(Stored dataset items)
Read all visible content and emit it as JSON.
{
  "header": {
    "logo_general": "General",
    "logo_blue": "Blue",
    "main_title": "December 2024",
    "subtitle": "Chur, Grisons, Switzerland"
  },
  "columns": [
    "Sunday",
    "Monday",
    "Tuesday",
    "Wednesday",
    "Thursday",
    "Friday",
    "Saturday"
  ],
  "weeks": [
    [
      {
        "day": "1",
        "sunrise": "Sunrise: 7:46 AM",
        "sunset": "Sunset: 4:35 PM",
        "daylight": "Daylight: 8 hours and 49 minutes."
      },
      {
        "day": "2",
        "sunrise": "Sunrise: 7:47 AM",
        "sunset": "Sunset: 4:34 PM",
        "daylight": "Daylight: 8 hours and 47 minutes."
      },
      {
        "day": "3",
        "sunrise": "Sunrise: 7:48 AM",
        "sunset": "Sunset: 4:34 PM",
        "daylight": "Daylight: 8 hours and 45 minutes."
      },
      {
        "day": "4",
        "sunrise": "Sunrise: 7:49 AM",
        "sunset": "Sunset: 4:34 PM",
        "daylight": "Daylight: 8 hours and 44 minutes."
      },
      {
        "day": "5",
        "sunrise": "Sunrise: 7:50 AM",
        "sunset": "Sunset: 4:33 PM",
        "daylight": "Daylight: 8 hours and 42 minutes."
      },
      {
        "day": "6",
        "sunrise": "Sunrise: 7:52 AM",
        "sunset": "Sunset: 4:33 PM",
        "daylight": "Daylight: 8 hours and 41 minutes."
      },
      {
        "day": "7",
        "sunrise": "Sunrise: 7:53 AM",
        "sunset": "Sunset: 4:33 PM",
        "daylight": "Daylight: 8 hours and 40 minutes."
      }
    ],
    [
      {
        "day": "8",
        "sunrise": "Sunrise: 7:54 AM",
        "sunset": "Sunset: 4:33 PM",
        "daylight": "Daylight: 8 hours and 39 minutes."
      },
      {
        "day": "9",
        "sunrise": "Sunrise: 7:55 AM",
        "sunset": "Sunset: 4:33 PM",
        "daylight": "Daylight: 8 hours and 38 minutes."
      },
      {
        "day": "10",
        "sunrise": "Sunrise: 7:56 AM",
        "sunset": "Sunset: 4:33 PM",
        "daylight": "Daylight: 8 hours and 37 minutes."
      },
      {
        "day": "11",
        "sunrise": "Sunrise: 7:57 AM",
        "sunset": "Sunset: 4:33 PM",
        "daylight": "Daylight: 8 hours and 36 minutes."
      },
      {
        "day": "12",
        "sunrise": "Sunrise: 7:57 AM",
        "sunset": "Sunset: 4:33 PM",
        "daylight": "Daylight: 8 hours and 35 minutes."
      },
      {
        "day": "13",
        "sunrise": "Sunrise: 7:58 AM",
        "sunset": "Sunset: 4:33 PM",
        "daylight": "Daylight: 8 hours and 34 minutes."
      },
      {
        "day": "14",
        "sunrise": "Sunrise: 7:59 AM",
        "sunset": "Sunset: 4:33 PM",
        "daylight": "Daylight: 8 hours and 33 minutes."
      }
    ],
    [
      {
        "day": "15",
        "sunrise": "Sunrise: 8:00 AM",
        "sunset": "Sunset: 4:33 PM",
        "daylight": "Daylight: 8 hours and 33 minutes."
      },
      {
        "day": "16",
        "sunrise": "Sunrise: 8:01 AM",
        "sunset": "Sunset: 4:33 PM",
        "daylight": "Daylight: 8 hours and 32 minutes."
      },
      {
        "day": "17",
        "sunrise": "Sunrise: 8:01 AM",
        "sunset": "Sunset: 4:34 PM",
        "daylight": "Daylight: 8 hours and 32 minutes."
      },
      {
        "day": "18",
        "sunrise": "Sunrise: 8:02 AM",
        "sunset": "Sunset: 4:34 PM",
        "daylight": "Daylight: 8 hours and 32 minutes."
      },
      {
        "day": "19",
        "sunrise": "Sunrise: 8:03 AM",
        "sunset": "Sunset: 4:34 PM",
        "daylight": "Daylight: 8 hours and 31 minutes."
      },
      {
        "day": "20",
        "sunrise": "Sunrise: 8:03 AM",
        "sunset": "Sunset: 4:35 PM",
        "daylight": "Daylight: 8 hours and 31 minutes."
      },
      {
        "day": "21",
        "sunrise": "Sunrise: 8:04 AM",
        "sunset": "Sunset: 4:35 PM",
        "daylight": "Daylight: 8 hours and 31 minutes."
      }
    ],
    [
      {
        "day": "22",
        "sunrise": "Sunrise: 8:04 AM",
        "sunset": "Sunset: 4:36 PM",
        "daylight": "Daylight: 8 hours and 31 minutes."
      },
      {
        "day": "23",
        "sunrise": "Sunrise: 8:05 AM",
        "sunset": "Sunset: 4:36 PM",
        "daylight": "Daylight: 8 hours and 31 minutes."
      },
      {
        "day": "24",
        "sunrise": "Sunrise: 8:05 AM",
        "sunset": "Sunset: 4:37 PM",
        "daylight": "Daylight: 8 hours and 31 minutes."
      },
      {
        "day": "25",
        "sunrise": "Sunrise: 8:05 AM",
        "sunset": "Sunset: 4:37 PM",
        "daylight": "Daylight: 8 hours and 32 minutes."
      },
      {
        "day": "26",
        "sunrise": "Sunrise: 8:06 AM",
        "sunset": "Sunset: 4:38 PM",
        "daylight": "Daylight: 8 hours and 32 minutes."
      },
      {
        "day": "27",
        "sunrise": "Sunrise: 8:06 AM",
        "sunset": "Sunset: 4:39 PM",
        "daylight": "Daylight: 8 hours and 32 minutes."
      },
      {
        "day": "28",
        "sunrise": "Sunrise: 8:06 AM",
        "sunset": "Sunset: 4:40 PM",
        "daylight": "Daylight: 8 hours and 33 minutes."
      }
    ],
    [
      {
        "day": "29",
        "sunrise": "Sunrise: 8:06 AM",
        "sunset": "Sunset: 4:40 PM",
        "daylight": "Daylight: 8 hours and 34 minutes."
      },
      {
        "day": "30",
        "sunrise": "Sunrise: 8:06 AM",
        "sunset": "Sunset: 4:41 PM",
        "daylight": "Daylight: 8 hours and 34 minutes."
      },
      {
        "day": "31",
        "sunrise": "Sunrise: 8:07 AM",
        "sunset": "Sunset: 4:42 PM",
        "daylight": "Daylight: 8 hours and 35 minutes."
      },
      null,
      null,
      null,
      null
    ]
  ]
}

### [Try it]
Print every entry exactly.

### [Result]
Read all visible content and emit it as JSON.
{
  "header": {
    "logo_general": "General",
    "logo_blue": "Blue",
    "main_title": "December 2024",
    "subtitle": "Chur, Grisons, Switzerland"
  },
  "columns": [
    "Sunday",
    "Monday",
    "Tuesday",
    "Wednesday",
    "Thursday",
    "Friday",
    "Saturday"
  ],
  "weeks": [
    [
      {
        "day": "1",
        "sunrise": "Sunrise: 7:46 AM",
        "sunset": "Sunset: 4:35 PM",
        "daylight": "Daylight: 8 hours and 49 minutes."
      },
      {
        "day": "2",
        "sunrise": "Sunrise: 7:47 AM",
        "sunset": "Sunset: 4:34 PM",
        "daylight": "Daylight: 8 hours and 47 minutes."
      },
      {
        "day": "3",
        "sunrise": "Sunrise: 7:48 AM",
        "sunset": "Sunset: 4:34 PM",
        "daylight": "Daylight: 8 hours and 45 minutes."
      },
      {
        "day": "4",
        "sunrise": "Sunrise: 7:49 AM",
        "sunset": "Sunset: 4:34 PM",
        "daylight": "Daylight: 8 hours and 44 minutes."
      },
      {
        "day": "5",
        "sunrise": "Sunrise: 7:50 AM",
        "sunset": "Sunset: 4:33 PM",
        "daylight": "Daylight: 8 hours and 42 minutes."
      },
      {
        "day": "6",
        "sunrise": "Sunrise: 7:52 AM",
        "sunset": "Sunset: 4:33 PM",
        "daylight": "Daylight: 8 hours and 41 minutes."
      },
      {
        "day": "7",
        "sunrise": "Sunrise: 7:53 AM",
        "sunset": "Sunset: 4:33 PM",
        "daylight": "Daylight: 8 hours and 40 minutes."
      }
    ],
    [
      {
        "day": "8",
        "sunrise": "Sunrise: 7:54 AM",
        "sunset": "Sunset: 4:33 PM",
        "daylight": "Daylight: 8 hours and 39 minutes."
      },
      {
        "day": "9",
        "sunrise": "Sunrise: 7:55 AM",
        "sunset": "Sunset: 4:33 PM",
        "daylight": "Daylight: 8 hours and 38 minutes."
      },
      {
        "day": "10",
        "sunrise": "Sunrise: 7:56 AM",
        "sunset": "Sunset: 4:33 PM",
        "daylight": "Daylight: 8 hours and 37 minutes."
      },
      {
        "day": "11",
        "sunrise": "Sunrise: 7:57 AM",
        "sunset": "Sunset: 4:33 PM",
        "daylight": "Daylight: 8 hours and 36 minutes."
      },
      {
        "day": "12",
        "sunrise": "Sunrise: 7:57 AM",
        "sunset": "Sunset: 4:33 PM",
        "daylight": "Daylight: 8 hours and 35 minutes."
      },
      {
        "day": "13",
        "sunrise": "Sunrise: 7:58 AM",
        "sunset": "Sunset: 4:33 PM",
        "daylight": "Daylight: 8 hours and 34 minutes."
      },
      {
        "day": "14",
        "sunrise": "Sunrise: 7:59 AM",
        "sunset": "Sunset: 4:33 PM",
        "daylight": "Daylight: 8 hours and 33 minutes."
      }
    ],
    [
      {
        "day": "15",
        "sunrise": "Sunrise: 8:00 AM",
        "sunset": "Sunset: 4:33 PM",
        "daylight": "Daylight: 8 hours and 33 minutes."
      },
      {
        "day": "16",
        "sunrise": "Sunrise: 8:01 AM",
        "sunset": "Sunset: 4:33 PM",
        "daylight": "Daylight: 8 hours and 32 minutes."
      },
      {
        "day": "17",
        "sunrise": "Sunrise: 8:01 AM",
        "sunset": "Sunset: 4:34 PM",
        "daylight": "Daylight: 8 hours and 32 minutes."
      },
      {
        "day": "18",
        "sunrise": "Sunrise: 8:02 AM",
        "sunset": "Sunset: 4:34 PM",
        "daylight": "Daylight: 8 hours and 32 minutes."
      },
      {
        "day": "19",
        "sunrise": "Sunrise: 8:03 AM",
        "sunset": "Sunset: 4:34 PM",
        "daylight": "Daylight: 8 hours and 31 minutes."
      },
      {
        "day": "20",
        "sunrise": "Sunrise: 8:03 AM",
        "sunset": "Sunset: 4:35 PM",
        "daylight": "Daylight: 8 hours and 31 minutes."
      },
      {
        "day": "21",
        "sunrise": "Sunrise: 8:04 AM",
        "sunset": "Sunset: 4:35 PM",
        "daylight": "Daylight: 8 hours and 31 minutes."
      }
    ],
    [
      {
        "day": "22",
        "sunrise": "Sunrise: 8:04 AM",
        "sunset": "Sunset: 4:36 PM",
        "daylight": "Daylight: 8 hours and 31 minutes."
      },
      {
        "day": "23",
        "sunrise": "Sunrise: 8:05 AM",
        "sunset": "Sunset: 4:36 PM",
        "daylight": "Daylight: 8 hours and 31 minutes."
      },
      {
        "day": "24",
        "sunrise": "Sunrise: 8:05 AM",
        "sunset": "Sunset: 4:37 PM",
        "daylight": "Daylight: 8 hours and 31 minutes."
      },
      {
        "day": "25",
        "sunrise": "Sunrise: 8:05 AM",
        "sunset": "Sunset: 4:37 PM",
        "daylight": "Daylight: 8 hours and 32 minutes."
      },
      {
        "day": "26",
        "sunrise": "Sunrise: 8:06 AM",
        "sunset": "Sunset: 4:38 PM",
        "daylight": "Daylight: 8 hours and 32 minutes."
      },
      {
        "day": "27",
        "sunrise": "Sunrise: 8:06 AM",
        "sunset": "Sunset: 4:39 PM",
        "daylight": "Daylight: 8 hours and 32 minutes."
      },
      {
        "day": "28",
        "sunrise": "Sunrise: 8:06 AM",
        "sunset": "Sunset: 4:40 PM",
        "daylight": "Daylight: 8 hours and 33 minutes."
      }
    ],
    [
      {
        "day": "29",
        "sunrise": "Sunrise: 8:06 AM",
        "sunset": "Sunset: 4:40 PM",
        "daylight": "Daylight: 8 hours and 34 minutes."
      },
      {
        "day": "30",
        "sunrise": "Sunrise: 8:06 AM",
        "sunset": "Sunset: 4:41 PM",
        "daylight": "Daylight: 8 hours and 34 minutes."
      },
      {
        "day": "31",
        "sunrise": "Sunrise: 8:07 AM",
        "sunset": "Sunset: 4:42 PM",
        "daylight": "Daylight: 8 hours and 35 minutes."
      },
      null,
      null,
      null,
      null
    ]
  ]
}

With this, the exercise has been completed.